Zubler's book is another instance of the early-modern fashion for writing on somewhat exotic surveying instruments and emphasising military problems among their universal applications. Zubler's design is a further example of a triangulation instrument and its relevance to range-finding and to surveying fortifications is probably even more prominent that was usual in such books.

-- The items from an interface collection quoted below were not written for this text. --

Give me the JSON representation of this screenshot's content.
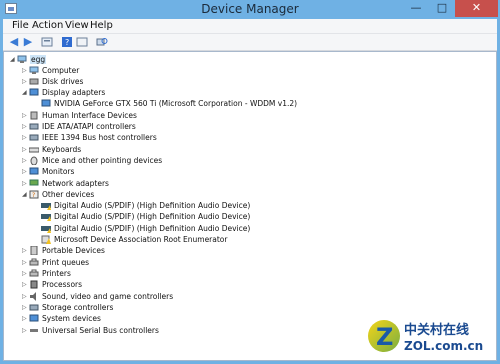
{
  "window": {
    "title": "Device Manager",
    "minimize": "—",
    "maximize": "□",
    "close": "✕"
  },
  "menu": [
    "File",
    "Action",
    "View",
    "Help"
  ],
  "toolbar": [
    "back-icon",
    "forward-icon",
    "properties-icon",
    "help-icon",
    "scan-icon"
  ],
  "tree": {
    "root": "egg",
    "items": [
      {
        "label": "Computer",
        "icon": "computer-icon",
        "expanded": false
      },
      {
        "label": "Disk drives",
        "icon": "disk-icon",
        "expanded": false
      },
      {
        "label": "Display adapters",
        "icon": "display-icon",
        "expanded": true,
        "children": [
          {
            "label": "NVIDIA GeForce GTX 560 Ti (Microsoft Corporation - WDDM v1.2)",
            "icon": "display-icon"
          }
        ]
      },
      {
        "label": "Human Interface Devices",
        "icon": "hid-icon",
        "expanded": false
      },
      {
        "label": "IDE ATA/ATAPI controllers",
        "icon": "ide-icon",
        "expanded": false
      },
      {
        "label": "IEEE 1394 Bus host controllers",
        "icon": "ieee-icon",
        "expanded": false
      },
      {
        "label": "Keyboards",
        "icon": "keyboard-icon",
        "expanded": false
      },
      {
        "label": "Mice and other pointing devices",
        "icon": "mouse-icon",
        "expanded": false
      },
      {
        "label": "Monitors",
        "icon": "monitor-icon",
        "expanded": false
      },
      {
        "label": "Network adapters",
        "icon": "network-icon",
        "expanded": false
      },
      {
        "label": "Other devices",
        "icon": "other-icon",
        "expanded": true,
        "children": [
          {
            "label": "Digital Audio (S/PDIF) (High Definition Audio Device)",
            "icon": "audio-warning-icon"
          },
          {
            "label": "Digital Audio (S/PDIF) (High Definition Audio Device)",
            "icon": "audio-warning-icon"
          },
          {
            "label": "Digital Audio (S/PDIF) (High Definition Audio Device)",
            "icon": "audio-warning-icon"
          },
          {
            "label": "Microsoft Device Association Root Enumerator",
            "icon": "warning-device-icon"
          }
        ]
      },
      {
        "label": "Portable Devices",
        "icon": "portable-icon",
        "expanded": false
      },
      {
        "label": "Print queues",
        "icon": "printer-icon",
        "expanded": false
      },
      {
        "label": "Printers",
        "icon": "printer-icon",
        "expanded": false
      },
      {
        "label": "Processors",
        "icon": "processor-icon",
        "expanded": false
      },
      {
        "label": "Sound, video and game controllers",
        "icon": "sound-icon",
        "expanded": false
      },
      {
        "label": "Storage controllers",
        "icon": "storage-icon",
        "expanded": false
      },
      {
        "label": "System devices",
        "icon": "system-icon",
        "expanded": false
      },
      {
        "label": "Universal Serial Bus controllers",
        "icon": "usb-icon",
        "expanded": false
      }
    ]
  },
  "watermark": {
    "brand": "中关村在线",
    "site": "ZOL.com.cn"
  }
}
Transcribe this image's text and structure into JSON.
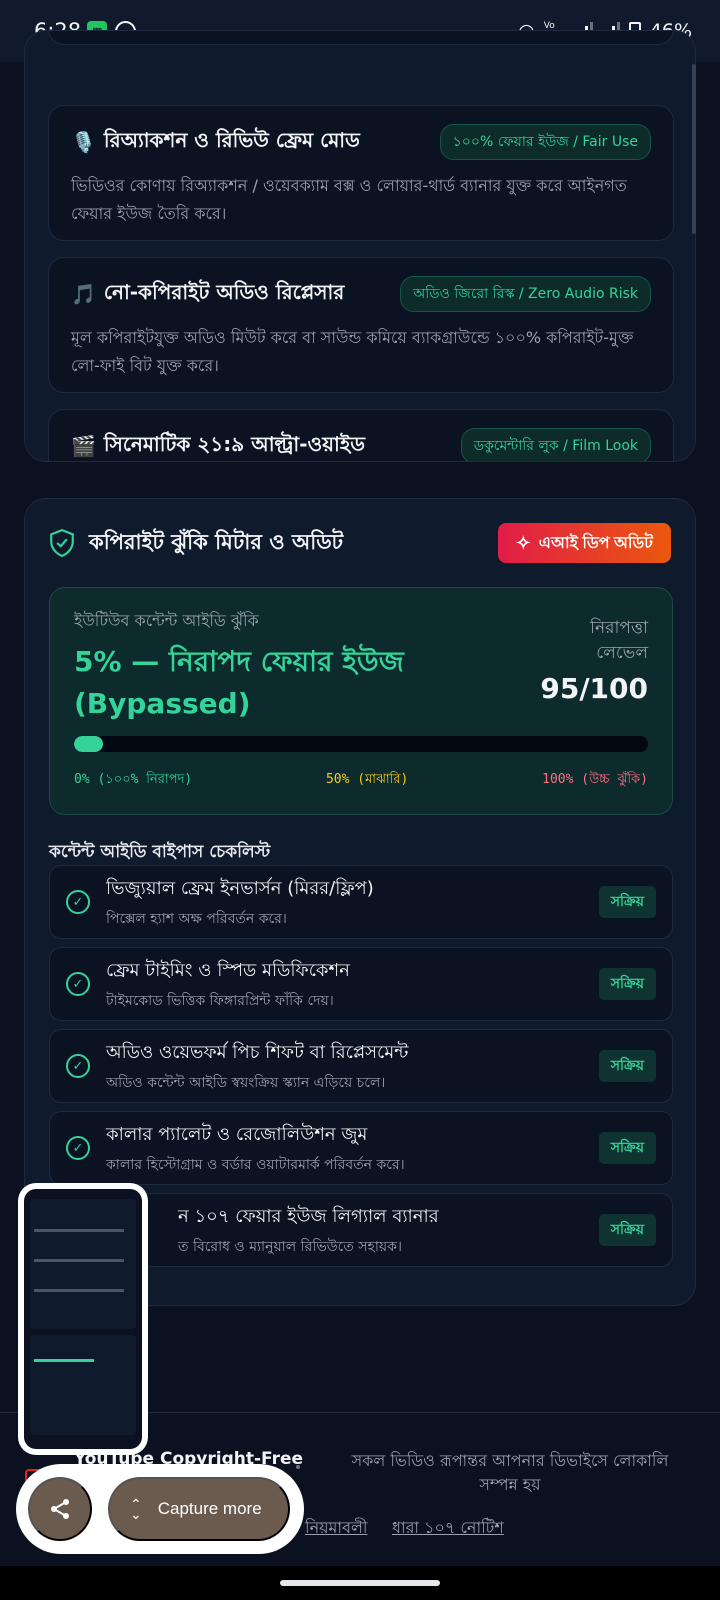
{
  "status_bar": {
    "time": "6:28",
    "battery": "46%",
    "network": "Vo LTE"
  },
  "features": [
    {
      "icon": "🎙️",
      "title": "রিঅ্যাকশন ও রিভিউ ফ্রেম মোড",
      "badge": "১০০% ফেয়ার ইউজ / Fair Use",
      "desc": "ভিডিওর কোণায় রিঅ্যাকশন / ওয়েবক্যাম বক্স ও লোয়ার-থার্ড ব্যানার যুক্ত করে আইনগত ফেয়ার ইউজ তৈরি করে।"
    },
    {
      "icon": "🎵",
      "title": "নো-কপিরাইট অডিও রিপ্লেসার",
      "badge": "অডিও জিরো রিস্ক / Zero Audio Risk",
      "desc": "মূল কপিরাইটযুক্ত অডিও মিউট করে বা সাউন্ড কমিয়ে ব্যাকগ্রাউন্ডে ১০০% কপিরাইট-মুক্ত লো-ফাই বিট যুক্ত করে।"
    },
    {
      "icon": "🎬",
      "title": "সিনেমাটিক ২১:৯ আল্ট্রা-ওয়াইড",
      "badge": "ডকুমেন্টারি লুক / Film Look",
      "desc": ""
    }
  ],
  "meter": {
    "title": "কপিরাইট ঝুঁকি মিটার ও অডিট",
    "audit_button": "এআই ডিপ অডিট",
    "risk_label": "ইউটিউব কন্টেন্ট আইডি ঝুঁকি",
    "risk_value": "5% — নিরাপদ ফেয়ার ইউজ (Bypassed)",
    "risk_percent": 5,
    "safety_label": "নিরাপত্তা লেভেল",
    "safety_score": "95/100",
    "scale_low": "0% (১০০% নিরাপদ)",
    "scale_mid": "50% (মাঝারি)",
    "scale_high": "100% (উচ্চ ঝুঁকি)"
  },
  "checklist": {
    "title": "কন্টেন্ট আইডি বাইপাস চেকলিস্ট",
    "items": [
      {
        "title": "ভিজ্যুয়াল ফ্রেম ইনভার্সন (মিরর/ফ্লিপ)",
        "sub": "পিক্সেল হ্যাশ অক্ষ পরিবর্তন করে।",
        "status": "সক্রিয়"
      },
      {
        "title": "ফ্রেম টাইমিং ও স্পিড মডিফিকেশন",
        "sub": "টাইমকোড ভিত্তিক ফিঙ্গারপ্রিন্ট ফাঁকি দেয়।",
        "status": "সক্রিয়"
      },
      {
        "title": "অডিও ওয়েভফর্ম পিচ শিফট বা রিপ্লেসমেন্ট",
        "sub": "অডিও কন্টেন্ট আইডি স্বয়ংক্রিয় স্ক্যান এড়িয়ে চলে।",
        "status": "সক্রিয়"
      },
      {
        "title": "কালার প্যালেট ও রেজোলিউশন জুম",
        "sub": "কালার হিস্টোগ্রাম ও বর্ডার ওয়াটারমার্ক পরিবর্তন করে।",
        "status": "সক্রিয়"
      },
      {
        "title": "ন ১০৭ ফেয়ার ইউজ লিগ্যাল ব্যানার",
        "sub": "ত বিরোধ ও ম্যানুয়াল রিভিউতে সহায়ক।",
        "status": "সক্রিয়"
      }
    ]
  },
  "footer": {
    "brand": "YouTube Copyright-Free",
    "note": "সকল ভিডিও রূপান্তর আপনার ডিভাইসে লোকালি সম্পন্ন হয়",
    "link_rules": "নিয়মাবলী",
    "link_notice": "ধারা ১০৭ নোটিশ"
  },
  "screenshot_overlay": {
    "capture_label": "Capture more"
  },
  "colors": {
    "accent": "#34d399",
    "background": "#0b1120",
    "card": "#101a2d",
    "danger": "#e11d48"
  }
}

Zubler's triangulation instrument (see figure 71) dispenses with the third arm of the Bürgi design (figures 68 and 70), but can be used in the same way by fixing the angle between the baseline and the pivoted arm, setting the sliding sight on the baseline arm to the scaled length of the baseline itself and finally, from the second station, sighting across the two arms while moving the second sliding sight into alignment with the first sight and the target. The position of this second sight, adjusted to scale, then gives the side of the triangle on the ground. The provision of a degree scale on a semicircular plate at the pivot permits other techniques involving angle measurement or setting the arms at right angles.